Empathy is the ability to connect with the internal state of another person. Specifically, it’s about sharing in the feelings and thoughts of other people—getting on their wavelength, so to speak. Our ability to use empathy is a key determinant in the quality of our relationships because empathy forms a bridge that allows us to bond more deeply. In support of this idea, more interpersonal empathy predicts greater satisfaction in romantic relationships, and it’s also linked to more supportive friendships.
Unfortunately, so many things about our modern world are making empathy a precious commodity. Glorification of the idea that we should get ahead of others at any cost is in direct opposition to healthy empathy. How can we care about others if we’re constantly trying to best them? Perhaps even more caustic is increasing polarization in viewpoints across the world. This black-and-white thinking extends far beyond our political affiliations. It can be seen vividly even in the world of healthcare. Emotionally charged social media posts and blogs are quick to ridicule people following opposing diets without any discussion about the objective pros and cons, or why different diets may be better for different people.
In medicine, there’s a cognitive bias called “premature closure.” This is a tendency to stop thinking about a differential diagnosis too early. It can lead to unquestioningly accepting an incorrect diagnosis. This concept applies directly to a lack of empathy in considering others’ opinions. When we fail to apply empathy in our interactions with other people, we are far more likely to leave our viewpoints unchanged. We suffer by prematurely closing ourselves off to new and potentially better information, which then blocks our ability to learn and grow.

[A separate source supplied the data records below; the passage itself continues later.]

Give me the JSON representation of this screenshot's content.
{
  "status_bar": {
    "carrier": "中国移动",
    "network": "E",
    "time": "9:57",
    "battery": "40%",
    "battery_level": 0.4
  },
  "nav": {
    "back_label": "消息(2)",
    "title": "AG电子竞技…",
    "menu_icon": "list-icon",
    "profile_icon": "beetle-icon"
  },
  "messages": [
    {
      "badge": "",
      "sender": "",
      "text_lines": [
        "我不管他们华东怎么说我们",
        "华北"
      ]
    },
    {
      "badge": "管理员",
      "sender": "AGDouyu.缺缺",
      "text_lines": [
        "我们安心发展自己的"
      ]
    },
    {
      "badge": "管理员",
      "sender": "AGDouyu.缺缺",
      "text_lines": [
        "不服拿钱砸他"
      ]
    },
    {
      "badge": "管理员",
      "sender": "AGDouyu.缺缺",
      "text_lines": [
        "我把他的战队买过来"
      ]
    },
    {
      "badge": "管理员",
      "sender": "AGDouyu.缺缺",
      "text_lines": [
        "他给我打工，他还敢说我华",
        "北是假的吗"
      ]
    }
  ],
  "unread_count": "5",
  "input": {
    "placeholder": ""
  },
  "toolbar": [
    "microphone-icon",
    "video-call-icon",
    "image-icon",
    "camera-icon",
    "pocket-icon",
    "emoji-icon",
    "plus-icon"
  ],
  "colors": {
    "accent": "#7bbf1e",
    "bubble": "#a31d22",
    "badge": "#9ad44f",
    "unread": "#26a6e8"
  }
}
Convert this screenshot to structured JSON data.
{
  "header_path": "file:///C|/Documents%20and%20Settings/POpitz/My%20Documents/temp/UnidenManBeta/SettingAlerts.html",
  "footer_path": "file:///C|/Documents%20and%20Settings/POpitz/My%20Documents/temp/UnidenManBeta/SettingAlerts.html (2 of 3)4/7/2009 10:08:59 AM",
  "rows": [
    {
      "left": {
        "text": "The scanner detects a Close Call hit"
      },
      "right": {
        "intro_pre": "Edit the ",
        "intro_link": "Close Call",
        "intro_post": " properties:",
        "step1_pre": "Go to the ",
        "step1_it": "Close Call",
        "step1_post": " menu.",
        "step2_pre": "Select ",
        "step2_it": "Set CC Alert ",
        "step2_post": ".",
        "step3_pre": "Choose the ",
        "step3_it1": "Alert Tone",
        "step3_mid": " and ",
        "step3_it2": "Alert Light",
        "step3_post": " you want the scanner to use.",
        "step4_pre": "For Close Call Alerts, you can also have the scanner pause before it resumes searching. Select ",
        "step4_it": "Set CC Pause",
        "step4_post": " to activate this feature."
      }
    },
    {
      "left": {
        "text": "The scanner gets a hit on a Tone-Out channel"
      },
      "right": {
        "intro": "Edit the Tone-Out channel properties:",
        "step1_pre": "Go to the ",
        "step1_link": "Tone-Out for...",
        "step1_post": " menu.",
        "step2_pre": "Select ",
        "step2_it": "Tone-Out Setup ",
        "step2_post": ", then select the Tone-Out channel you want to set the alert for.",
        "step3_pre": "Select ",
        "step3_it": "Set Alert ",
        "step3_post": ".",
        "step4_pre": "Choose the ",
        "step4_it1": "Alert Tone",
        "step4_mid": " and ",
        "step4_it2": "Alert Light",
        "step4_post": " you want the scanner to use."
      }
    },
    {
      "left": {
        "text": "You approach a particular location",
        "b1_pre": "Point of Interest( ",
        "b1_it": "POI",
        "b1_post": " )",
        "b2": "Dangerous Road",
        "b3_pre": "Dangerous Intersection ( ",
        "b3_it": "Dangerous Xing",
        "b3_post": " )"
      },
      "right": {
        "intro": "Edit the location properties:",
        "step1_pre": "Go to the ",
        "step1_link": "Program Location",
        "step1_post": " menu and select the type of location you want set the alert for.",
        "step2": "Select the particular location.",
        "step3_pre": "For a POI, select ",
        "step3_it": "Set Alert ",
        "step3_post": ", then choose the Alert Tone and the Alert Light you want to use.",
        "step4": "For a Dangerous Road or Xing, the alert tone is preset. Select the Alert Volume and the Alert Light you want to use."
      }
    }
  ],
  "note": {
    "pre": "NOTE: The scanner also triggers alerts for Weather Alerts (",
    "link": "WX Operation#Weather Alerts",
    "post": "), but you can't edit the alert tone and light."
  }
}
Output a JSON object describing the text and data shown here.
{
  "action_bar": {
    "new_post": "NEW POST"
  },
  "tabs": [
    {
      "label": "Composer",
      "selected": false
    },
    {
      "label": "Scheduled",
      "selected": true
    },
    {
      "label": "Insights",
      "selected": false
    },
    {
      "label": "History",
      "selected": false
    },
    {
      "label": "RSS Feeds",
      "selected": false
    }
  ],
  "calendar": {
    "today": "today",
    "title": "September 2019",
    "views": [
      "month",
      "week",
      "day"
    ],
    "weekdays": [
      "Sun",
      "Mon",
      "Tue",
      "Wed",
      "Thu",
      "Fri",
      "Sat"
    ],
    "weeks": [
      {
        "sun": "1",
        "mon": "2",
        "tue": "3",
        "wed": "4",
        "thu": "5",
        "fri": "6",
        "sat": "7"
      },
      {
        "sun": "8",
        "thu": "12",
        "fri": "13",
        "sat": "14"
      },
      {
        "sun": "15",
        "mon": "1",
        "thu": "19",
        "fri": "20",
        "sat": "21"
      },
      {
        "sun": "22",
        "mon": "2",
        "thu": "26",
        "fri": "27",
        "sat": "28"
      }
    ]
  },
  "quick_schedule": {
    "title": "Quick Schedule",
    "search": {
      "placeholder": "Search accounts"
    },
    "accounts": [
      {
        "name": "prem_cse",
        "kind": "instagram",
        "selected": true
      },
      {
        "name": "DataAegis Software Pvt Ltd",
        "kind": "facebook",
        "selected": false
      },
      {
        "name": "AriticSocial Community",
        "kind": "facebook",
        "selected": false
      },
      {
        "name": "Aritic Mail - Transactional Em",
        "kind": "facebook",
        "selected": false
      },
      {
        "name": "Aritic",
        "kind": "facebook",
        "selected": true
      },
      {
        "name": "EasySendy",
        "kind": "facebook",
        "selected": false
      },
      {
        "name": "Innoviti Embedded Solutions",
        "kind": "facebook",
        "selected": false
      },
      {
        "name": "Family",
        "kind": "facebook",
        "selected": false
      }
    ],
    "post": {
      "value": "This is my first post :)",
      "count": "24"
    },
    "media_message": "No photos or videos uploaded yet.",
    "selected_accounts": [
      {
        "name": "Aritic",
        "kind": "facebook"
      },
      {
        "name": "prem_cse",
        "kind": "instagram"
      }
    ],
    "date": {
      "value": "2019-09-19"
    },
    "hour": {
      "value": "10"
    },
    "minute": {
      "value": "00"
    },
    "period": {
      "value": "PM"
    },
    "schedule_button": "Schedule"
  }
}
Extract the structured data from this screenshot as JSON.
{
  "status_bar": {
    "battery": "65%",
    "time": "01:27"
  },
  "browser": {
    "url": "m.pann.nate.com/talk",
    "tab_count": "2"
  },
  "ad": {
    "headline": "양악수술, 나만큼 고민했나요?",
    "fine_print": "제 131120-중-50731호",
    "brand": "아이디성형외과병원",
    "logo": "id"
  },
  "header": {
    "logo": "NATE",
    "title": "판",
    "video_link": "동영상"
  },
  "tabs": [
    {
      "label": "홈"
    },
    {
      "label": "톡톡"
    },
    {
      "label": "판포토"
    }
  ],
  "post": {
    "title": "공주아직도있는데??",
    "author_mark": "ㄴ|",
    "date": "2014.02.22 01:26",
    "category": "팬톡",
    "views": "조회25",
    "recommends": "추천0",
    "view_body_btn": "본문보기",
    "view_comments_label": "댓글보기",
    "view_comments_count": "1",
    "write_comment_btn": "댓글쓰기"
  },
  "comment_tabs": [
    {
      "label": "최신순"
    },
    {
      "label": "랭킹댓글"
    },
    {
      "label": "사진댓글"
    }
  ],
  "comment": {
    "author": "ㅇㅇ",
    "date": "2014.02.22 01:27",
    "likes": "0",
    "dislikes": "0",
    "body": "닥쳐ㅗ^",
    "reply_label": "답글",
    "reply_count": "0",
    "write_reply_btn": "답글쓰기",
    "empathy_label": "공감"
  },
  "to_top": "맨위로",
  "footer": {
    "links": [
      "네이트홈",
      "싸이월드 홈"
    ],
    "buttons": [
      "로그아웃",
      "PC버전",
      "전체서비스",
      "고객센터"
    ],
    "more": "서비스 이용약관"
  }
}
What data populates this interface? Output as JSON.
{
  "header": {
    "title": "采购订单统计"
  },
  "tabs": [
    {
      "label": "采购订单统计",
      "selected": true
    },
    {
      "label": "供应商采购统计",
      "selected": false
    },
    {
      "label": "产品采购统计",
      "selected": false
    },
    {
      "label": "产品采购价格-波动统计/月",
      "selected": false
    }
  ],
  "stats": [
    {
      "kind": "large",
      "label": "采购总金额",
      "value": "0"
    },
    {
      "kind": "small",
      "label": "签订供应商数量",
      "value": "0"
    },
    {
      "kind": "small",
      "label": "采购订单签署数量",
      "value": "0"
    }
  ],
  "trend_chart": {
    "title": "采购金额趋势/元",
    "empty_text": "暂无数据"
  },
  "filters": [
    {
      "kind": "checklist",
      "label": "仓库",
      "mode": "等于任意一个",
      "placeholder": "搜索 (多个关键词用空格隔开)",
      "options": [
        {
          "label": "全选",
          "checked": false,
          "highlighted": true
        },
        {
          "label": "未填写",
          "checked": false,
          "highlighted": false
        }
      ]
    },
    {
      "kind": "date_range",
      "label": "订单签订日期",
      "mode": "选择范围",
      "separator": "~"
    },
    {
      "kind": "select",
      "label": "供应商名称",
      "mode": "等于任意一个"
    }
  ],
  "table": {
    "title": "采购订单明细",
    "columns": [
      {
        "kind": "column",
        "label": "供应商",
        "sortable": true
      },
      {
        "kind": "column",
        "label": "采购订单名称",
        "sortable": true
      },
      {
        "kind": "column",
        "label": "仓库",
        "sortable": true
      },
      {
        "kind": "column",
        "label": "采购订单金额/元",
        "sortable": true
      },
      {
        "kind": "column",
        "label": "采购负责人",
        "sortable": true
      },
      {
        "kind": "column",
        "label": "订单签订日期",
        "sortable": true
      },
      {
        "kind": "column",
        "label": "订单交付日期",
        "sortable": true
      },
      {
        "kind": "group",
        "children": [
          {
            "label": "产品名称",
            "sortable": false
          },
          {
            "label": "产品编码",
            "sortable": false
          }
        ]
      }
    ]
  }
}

With all of this considered, it’s readily apparent that if we want to have good relationships, to expand our understanding of the world, and to grow as people, we hobble ourselves by not prioritizing empathy. It’s good to know then that there are several things we can do to expand our empathic range. The most basic of these interventions is simply to question how we could be wrong. When we become curious about what we don’t know, we’re more willing to learn from others, especially if they hold viewpoints different from our own. An effort to spend more time listening is another great step. Mindful awareness of when you start to feel defensive is also a signal that it’s a good time to practice empathy, and to try to hold space for opinions that clash with your own.
At the end of the day, and especially as we approach the end of 2020, it’s worthwhile to take a step back and ask how we want to enter the next phase of our lives. For many of us, our physical separation from those we care about is a testament to the role of interpersonal relationships in our mental health. Connection with others has to be prioritized, although it may take on a different form for the foreseeable future. With so many struggling physically, psychologically, financially, and otherwise as a result of recent events, there has never been a better time to focus on empathy. It’s a free, effective, and essential part of our toolkit for wellness. Remember, it doesn’t take much to put empathy into practice—a bit more listening and a bit less judgment goes a long way!